A High Court Judge has ruled that administrators can begin the process of paying out funds belonging to customers of Football Index after their accounts were frozen following the collapse of the platform earlier this year.
UK firm Begbies Traynor Group are handling the administration and will now start refunding the £3.2 million belonging to 280,000 customers of BetIndex Ltd., the Jersey-based company that ran the popular football betting platform before its collapse.
Football Index was launched in 2015 and marketed as a ‘stock market of football’ where football fans could buy shares in professional football players. The fans would then earn dividends based on a player’s performance or sell their shares in the player for a profit. The player’s share value was not only affected by their performance but also by transfers to bigger clubs.
However, shares in a player could only last for a maximum of three years at which point the customer’s share or bet expired. The idea behind this was to encourage more trading and activity on the platform. The platform became so popular that it was even endorsed by several professional football teams.
But then in March of this year it was announced that payouts on players would be reduced which caused player share prices to crash. As a result, the company then announced that it would go into administration after its license was suspended. At this point the UK Gambling Commission opened an investigation into the company’s collapse and all customer’s money was frozen.
Following the High Court ruling this week, customers will be paid out according to the status of their account on March 26th as the judge decided not to wait for customers’ shares or bets to expire at the end of their three year period. This means that any dividends that have accrued since that date will not be paid out.
Administrators have revealed that the company has £4.5 million in the bank, £3.2 million of which belongs to customers. The court has decided that once all money has been repaid to customers and any further deductions taken from the company accounts, any remaining funds can flow back into the company.
Administrators have also revealed that they have signed an agreement with creditors that will allow the company to continue trading under a different business model and prevent it from going into liquidation.
Meanwhile, The Department for Digital, Culture, Media and Sport has appointed Malcolm Sheehan QC of Henderson Chambers to lead a regulatory review into how the Gambling Commission handled the situation.
Malcolm Sheehan QC will review the steps taken by the Gambling Commission and other regulatory bodies regarding BetIndex. As set out in the terms of reference published today, it will examine the regulatory environment around the novel football betting product which collapsed earlier this year leaving thousands of customers out of pocket.

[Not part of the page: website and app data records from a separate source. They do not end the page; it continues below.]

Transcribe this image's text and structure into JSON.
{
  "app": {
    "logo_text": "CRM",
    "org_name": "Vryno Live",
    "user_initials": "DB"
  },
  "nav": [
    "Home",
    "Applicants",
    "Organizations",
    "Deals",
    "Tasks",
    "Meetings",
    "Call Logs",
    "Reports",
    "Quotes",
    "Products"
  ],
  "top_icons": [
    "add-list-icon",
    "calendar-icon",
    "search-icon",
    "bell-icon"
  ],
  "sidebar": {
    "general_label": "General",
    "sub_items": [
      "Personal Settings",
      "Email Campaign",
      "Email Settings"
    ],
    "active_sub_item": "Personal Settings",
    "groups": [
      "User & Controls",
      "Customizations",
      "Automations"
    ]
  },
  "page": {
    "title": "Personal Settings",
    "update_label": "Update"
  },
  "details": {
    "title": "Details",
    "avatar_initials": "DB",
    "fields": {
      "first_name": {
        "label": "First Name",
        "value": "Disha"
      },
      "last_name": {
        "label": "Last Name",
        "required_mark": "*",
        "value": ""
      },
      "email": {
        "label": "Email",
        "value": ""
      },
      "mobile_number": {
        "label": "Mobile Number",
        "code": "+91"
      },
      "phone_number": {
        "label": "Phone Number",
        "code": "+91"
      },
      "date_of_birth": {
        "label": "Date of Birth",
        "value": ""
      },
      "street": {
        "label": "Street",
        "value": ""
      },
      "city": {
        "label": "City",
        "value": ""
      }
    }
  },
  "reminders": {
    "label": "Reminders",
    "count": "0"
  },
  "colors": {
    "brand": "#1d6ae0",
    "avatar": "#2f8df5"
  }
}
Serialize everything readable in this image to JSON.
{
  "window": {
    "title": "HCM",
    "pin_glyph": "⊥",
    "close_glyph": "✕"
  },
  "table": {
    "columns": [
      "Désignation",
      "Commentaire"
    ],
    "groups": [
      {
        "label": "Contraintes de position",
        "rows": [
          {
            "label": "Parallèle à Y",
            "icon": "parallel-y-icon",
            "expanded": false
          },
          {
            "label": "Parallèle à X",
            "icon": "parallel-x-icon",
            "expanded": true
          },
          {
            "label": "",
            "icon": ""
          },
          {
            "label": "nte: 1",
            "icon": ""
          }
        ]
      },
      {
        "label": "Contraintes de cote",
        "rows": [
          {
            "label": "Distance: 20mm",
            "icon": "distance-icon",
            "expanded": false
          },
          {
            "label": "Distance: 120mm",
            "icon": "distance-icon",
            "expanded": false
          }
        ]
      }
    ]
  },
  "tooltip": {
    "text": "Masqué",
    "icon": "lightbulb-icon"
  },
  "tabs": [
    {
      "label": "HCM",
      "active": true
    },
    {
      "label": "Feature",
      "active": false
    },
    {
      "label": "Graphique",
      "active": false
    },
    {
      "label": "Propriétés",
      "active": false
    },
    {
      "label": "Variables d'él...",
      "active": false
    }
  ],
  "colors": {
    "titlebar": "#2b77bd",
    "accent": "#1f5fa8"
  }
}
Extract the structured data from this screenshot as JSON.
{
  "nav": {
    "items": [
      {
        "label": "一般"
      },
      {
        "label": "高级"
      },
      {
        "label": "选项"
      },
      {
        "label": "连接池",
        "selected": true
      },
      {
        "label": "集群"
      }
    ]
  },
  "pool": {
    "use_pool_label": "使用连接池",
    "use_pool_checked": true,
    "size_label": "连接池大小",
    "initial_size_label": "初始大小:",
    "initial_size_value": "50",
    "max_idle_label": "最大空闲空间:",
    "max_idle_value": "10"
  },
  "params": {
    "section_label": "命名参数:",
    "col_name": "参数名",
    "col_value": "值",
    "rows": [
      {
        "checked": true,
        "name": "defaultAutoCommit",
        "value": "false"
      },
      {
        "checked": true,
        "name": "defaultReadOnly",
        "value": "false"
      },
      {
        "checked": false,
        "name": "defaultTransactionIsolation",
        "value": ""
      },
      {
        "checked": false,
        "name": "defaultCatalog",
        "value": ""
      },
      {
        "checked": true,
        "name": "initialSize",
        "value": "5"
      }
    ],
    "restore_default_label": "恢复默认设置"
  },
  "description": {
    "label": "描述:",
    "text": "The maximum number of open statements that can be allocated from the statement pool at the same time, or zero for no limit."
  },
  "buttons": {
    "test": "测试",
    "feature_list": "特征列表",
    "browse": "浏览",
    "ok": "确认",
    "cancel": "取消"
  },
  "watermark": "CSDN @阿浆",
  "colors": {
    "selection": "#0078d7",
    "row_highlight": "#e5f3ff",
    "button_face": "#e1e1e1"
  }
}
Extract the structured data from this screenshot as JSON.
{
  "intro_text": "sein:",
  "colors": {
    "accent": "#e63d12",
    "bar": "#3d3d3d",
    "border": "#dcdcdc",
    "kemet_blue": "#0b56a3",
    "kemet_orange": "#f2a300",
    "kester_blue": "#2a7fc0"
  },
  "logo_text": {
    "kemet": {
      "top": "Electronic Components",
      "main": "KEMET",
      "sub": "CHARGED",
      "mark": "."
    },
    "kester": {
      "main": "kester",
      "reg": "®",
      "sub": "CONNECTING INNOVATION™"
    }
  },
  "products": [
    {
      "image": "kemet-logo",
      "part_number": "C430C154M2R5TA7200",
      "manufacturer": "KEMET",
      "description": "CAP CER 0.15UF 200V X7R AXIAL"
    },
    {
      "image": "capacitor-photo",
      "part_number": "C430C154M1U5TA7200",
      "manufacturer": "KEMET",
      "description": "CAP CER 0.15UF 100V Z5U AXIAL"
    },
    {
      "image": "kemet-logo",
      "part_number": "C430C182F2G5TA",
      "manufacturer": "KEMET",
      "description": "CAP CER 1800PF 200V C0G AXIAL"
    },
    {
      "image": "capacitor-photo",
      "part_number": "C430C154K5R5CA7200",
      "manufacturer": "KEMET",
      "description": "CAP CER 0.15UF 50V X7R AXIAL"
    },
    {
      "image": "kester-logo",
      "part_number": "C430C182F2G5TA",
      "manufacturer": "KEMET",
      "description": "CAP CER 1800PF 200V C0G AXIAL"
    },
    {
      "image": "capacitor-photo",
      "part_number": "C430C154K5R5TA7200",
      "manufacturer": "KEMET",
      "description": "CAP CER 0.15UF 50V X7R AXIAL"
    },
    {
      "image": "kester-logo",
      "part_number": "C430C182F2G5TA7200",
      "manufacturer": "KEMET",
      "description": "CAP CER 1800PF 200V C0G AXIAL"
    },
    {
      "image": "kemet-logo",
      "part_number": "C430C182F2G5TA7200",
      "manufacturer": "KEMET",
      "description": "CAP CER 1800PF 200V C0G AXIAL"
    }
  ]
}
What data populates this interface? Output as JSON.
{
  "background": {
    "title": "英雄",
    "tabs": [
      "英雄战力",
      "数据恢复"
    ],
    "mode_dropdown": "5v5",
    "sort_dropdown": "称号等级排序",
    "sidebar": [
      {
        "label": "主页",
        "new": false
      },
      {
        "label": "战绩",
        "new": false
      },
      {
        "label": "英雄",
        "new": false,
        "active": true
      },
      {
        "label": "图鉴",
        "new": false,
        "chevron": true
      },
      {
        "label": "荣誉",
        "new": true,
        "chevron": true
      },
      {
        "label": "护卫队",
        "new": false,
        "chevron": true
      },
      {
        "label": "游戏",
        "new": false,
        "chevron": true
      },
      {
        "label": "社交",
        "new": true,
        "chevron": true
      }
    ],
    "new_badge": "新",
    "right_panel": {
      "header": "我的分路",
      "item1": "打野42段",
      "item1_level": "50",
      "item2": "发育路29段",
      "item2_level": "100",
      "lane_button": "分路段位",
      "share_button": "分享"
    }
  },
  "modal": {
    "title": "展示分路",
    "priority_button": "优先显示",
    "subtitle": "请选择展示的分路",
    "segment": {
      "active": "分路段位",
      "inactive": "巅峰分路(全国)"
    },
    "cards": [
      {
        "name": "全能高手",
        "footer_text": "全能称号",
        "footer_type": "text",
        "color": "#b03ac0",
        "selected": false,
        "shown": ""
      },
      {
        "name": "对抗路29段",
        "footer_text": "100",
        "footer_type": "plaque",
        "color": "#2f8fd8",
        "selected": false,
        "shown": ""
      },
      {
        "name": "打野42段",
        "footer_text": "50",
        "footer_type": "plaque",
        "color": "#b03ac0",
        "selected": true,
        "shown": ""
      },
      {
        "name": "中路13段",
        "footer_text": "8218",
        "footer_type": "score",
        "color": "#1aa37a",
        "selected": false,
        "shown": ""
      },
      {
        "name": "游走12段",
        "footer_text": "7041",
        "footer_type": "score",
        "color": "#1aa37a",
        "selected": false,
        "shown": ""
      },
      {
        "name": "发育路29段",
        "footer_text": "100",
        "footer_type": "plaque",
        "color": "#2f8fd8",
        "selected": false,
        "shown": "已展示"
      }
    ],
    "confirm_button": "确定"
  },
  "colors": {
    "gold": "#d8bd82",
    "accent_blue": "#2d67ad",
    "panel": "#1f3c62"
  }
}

The UK Gambling Commission has said that it welcomes the move and has launched its own internal investigation that will be separate from the government review.